Entries from a dataset of interfaces
===

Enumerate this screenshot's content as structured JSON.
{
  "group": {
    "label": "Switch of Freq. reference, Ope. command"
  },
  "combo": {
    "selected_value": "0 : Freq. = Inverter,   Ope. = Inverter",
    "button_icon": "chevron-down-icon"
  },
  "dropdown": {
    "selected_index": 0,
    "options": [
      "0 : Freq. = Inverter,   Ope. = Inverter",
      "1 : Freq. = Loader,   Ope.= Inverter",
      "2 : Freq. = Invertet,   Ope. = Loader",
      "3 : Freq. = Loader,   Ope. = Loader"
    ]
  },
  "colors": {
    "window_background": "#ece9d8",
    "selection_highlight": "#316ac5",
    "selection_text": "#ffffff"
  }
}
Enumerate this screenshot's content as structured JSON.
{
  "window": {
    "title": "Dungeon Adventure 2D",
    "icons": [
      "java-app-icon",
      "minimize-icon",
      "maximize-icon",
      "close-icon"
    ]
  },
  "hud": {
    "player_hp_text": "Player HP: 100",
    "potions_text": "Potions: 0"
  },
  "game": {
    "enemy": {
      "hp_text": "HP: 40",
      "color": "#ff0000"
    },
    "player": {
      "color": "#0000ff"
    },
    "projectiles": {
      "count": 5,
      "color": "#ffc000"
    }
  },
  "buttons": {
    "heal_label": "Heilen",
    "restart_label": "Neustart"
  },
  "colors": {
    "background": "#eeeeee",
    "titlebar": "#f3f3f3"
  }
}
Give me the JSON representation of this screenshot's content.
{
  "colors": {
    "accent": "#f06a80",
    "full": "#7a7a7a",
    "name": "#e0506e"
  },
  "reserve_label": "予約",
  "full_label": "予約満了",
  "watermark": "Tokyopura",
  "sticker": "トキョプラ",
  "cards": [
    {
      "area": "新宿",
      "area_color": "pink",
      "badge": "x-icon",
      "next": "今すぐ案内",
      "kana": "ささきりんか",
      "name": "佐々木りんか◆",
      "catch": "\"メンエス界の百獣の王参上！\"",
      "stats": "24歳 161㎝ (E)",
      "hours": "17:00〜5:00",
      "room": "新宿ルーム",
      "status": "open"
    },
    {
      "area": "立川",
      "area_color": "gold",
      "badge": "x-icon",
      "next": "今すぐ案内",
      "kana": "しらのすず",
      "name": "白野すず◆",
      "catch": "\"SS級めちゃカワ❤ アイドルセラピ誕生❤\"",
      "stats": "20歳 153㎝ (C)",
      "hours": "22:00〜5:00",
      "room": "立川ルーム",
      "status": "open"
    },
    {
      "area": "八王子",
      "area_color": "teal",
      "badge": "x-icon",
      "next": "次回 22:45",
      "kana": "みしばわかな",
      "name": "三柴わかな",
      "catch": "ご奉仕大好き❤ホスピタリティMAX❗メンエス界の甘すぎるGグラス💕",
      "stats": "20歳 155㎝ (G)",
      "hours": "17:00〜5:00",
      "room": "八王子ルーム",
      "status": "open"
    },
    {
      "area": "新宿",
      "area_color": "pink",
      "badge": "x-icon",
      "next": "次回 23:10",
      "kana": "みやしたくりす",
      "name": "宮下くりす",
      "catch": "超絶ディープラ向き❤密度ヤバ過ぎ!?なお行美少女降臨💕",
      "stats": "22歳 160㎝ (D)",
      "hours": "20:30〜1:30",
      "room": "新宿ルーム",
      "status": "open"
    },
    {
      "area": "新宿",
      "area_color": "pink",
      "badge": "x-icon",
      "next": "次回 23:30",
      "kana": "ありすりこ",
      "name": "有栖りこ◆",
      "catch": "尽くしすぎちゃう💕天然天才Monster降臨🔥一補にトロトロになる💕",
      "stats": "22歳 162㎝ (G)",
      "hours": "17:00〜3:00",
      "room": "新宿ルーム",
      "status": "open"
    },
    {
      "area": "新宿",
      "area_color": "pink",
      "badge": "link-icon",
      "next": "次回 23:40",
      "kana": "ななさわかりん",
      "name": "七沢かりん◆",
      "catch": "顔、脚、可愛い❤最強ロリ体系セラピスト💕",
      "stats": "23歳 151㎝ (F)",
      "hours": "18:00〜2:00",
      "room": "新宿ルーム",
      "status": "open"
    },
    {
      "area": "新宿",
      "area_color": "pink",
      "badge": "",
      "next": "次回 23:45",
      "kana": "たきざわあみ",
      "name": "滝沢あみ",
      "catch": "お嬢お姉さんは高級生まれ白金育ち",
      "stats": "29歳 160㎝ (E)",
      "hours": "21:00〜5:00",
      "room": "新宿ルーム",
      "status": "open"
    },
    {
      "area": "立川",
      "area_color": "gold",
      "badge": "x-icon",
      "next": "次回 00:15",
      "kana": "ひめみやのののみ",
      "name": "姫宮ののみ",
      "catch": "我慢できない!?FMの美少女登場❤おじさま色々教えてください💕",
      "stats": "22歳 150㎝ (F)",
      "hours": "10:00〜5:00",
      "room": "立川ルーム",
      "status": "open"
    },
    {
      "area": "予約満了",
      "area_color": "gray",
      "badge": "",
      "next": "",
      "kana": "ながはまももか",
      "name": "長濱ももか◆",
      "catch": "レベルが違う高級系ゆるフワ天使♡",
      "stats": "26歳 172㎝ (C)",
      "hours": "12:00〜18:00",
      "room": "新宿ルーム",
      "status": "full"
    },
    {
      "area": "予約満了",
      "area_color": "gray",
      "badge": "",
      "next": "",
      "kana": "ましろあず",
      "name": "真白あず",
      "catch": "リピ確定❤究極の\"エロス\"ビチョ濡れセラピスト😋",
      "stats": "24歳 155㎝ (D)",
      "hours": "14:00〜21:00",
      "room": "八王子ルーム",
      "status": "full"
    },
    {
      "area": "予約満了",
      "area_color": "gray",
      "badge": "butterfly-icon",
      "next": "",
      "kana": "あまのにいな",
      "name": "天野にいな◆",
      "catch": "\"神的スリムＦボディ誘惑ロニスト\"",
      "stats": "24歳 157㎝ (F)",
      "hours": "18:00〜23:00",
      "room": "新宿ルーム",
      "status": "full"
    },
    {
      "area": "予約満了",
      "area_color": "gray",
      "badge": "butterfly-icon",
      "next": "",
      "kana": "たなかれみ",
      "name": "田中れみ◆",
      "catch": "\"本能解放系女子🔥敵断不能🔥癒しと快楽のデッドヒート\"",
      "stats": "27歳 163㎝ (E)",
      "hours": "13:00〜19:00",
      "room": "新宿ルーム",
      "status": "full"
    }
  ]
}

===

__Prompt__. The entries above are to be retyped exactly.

__Task response__.
Enumerate this screenshot's content as structured JSON.
{
  "group": {
    "label": "Switch of Freq. reference, Ope. command"
  },
  "combo": {
    "selected_value": "0 : Freq. = Inverter,   Ope. = Inverter",
    "button_icon": "chevron-down-icon"
  },
  "dropdown": {
    "selected_index": 0,
    "options": [
      "0 : Freq. = Inverter,   Ope. = Inverter",
      "1 : Freq. = Loader,   Ope.= Inverter",
      "2 : Freq. = Invertet,   Ope. = Loader",
      "3 : Freq. = Loader,   Ope. = Loader"
    ]
  },
  "colors": {
    "window_background": "#ece9d8",
    "selection_highlight": "#316ac5",
    "selection_text": "#ffffff"
  }
}
Enumerate this screenshot's content as structured JSON.
{
  "window": {
    "title": "Dungeon Adventure 2D",
    "icons": [
      "java-app-icon",
      "minimize-icon",
      "maximize-icon",
      "close-icon"
    ]
  },
  "hud": {
    "player_hp_text": "Player HP: 100",
    "potions_text": "Potions: 0"
  },
  "game": {
    "enemy": {
      "hp_text": "HP: 40",
      "color": "#ff0000"
    },
    "player": {
      "color": "#0000ff"
    },
    "projectiles": {
      "count": 5,
      "color": "#ffc000"
    }
  },
  "buttons": {
    "heal_label": "Heilen",
    "restart_label": "Neustart"
  },
  "colors": {
    "background": "#eeeeee",
    "titlebar": "#f3f3f3"
  }
}
Give me the JSON representation of this screenshot's content.
{
  "colors": {
    "accent": "#f06a80",
    "full": "#7a7a7a",
    "name": "#e0506e"
  },
  "reserve_label": "予約",
  "full_label": "予約満了",
  "watermark": "Tokyopura",
  "sticker": "トキョプラ",
  "cards": [
    {
      "area": "新宿",
      "area_color": "pink",
      "badge": "x-icon",
      "next": "今すぐ案内",
      "kana": "ささきりんか",
      "name": "佐々木りんか◆",
      "catch": "\"メンエス界の百獣の王参上！\"",
      "stats": "24歳 161㎝ (E)",
      "hours": "17:00〜5:00",
      "room": "新宿ルーム",
      "status": "open"
    },
    {
      "area": "立川",
      "area_color": "gold",
      "badge": "x-icon",
      "next": "今すぐ案内",
      "kana": "しらのすず",
      "name": "白野すず◆",
      "catch": "\"SS級めちゃカワ❤ アイドルセラピ誕生❤\"",
      "stats": "20歳 153㎝ (C)",
      "hours": "22:00〜5:00",
      "room": "立川ルーム",
      "status": "open"
    },
    {
      "area": "八王子",
      "area_color": "teal",
      "badge": "x-icon",
      "next": "次回 22:45",
      "kana": "みしばわかな",
      "name": "三柴わかな",
      "catch": "ご奉仕大好き❤ホスピタリティMAX❗メンエス界の甘すぎるGグラス💕",
      "stats": "20歳 155㎝ (G)",
      "hours": "17:00〜5:00",
      "room": "八王子ルーム",
      "status": "open"
    },
    {
      "area": "新宿",
      "area_color": "pink",
      "badge": "x-icon",
      "next": "次回 23:10",
      "kana": "みやしたくりす",
      "name": "宮下くりす",
      "catch": "超絶ディープラ向き❤密度ヤバ過ぎ!?なお行美少女降臨💕",
      "stats": "22歳 160㎝ (D)",
      "hours": "20:30〜1:30",
      "room": "新宿ルーム",
      "status": "open"
    },
    {
      "area": "新宿",
      "area_color": "pink",
      "badge": "x-icon",
      "next": "次回 23:30",
      "kana": "ありすりこ",
      "name": "有栖りこ◆",
      "catch": "尽くしすぎちゃう💕天然天才Monster降臨🔥一補にトロトロになる💕",
      "stats": "22歳 162㎝ (G)",
      "hours": "17:00〜3:00",
      "room": "新宿ルーム",
      "status": "open"
    },
    {
      "area": "新宿",
      "area_color": "pink",
      "badge": "link-icon",
      "next": "次回 23:40",
      "kana": "ななさわかりん",
      "name": "七沢かりん◆",
      "catch": "顔、脚、可愛い❤最強ロリ体系セラピスト💕",
      "stats": "23歳 151㎝ (F)",
      "hours": "18:00〜2:00",
      "room": "新宿ルーム",
      "status": "open"
    },
    {
      "area": "新宿",
      "area_color": "pink",
      "badge": "",
      "next": "次回 23:45",
      "kana": "たきざわあみ",
      "name": "滝沢あみ",
      "catch": "お嬢お姉さんは高級生まれ白金育ち",
      "stats": "29歳 160㎝ (E)",
      "hours": "21:00〜5:00",
      "room": "新宿ルーム",
      "status": "open"
    },
    {
      "area": "立川",
      "area_color": "gold",
      "badge": "x-icon",
      "next": "次回 00:15",
      "kana": "ひめみやのののみ",
      "name": "姫宮ののみ",
      "catch": "我慢できない!?FMの美少女登場❤おじさま色々教えてください💕",
      "stats": "22歳 150㎝ (F)",
      "hours": "10:00〜5:00",
      "room": "立川ルーム",
      "status": "open"
    },
    {
      "area": "予約満了",
      "area_color": "gray",
      "badge": "",
      "next": "",
      "kana": "ながはまももか",
      "name": "長濱ももか◆",
      "catch": "レベルが違う高級系ゆるフワ天使♡",
      "stats": "26歳 172㎝ (C)",
      "hours": "12:00〜18:00",
      "room": "新宿ルーム",
      "status": "full"
    },
    {
      "area": "予約満了",
      "area_color": "gray",
      "badge": "",
      "next": "",
      "kana": "ましろあず",
      "name": "真白あず",
      "catch": "リピ確定❤究極の\"エロス\"ビチョ濡れセラピスト😋",
      "stats": "24歳 155㎝ (D)",
      "hours": "14:00〜21:00",
      "room": "八王子ルーム",
      "status": "full"
    },
    {
      "area": "予約満了",
      "area_color": "gray",
      "badge": "butterfly-icon",
      "next": "",
      "kana": "あまのにいな",
      "name": "天野にいな◆",
      "catch": "\"神的スリムＦボディ誘惑ロニスト\"",
      "stats": "24歳 157㎝ (F)",
      "hours": "18:00〜23:00",
      "room": "新宿ルーム",
      "status": "full"
    },
    {
      "area": "予約満了",
      "area_color": "gray",
      "badge": "butterfly-icon",
      "next": "",
      "kana": "たなかれみ",
      "name": "田中れみ◆",
      "catch": "\"本能解放系女子🔥敵断不能🔥癒しと快楽のデッドヒート\"",
      "stats": "27歳 163㎝ (E)",
      "hours": "13:00〜19:00",
      "room": "新宿ルーム",
      "status": "full"
    }
  ]
}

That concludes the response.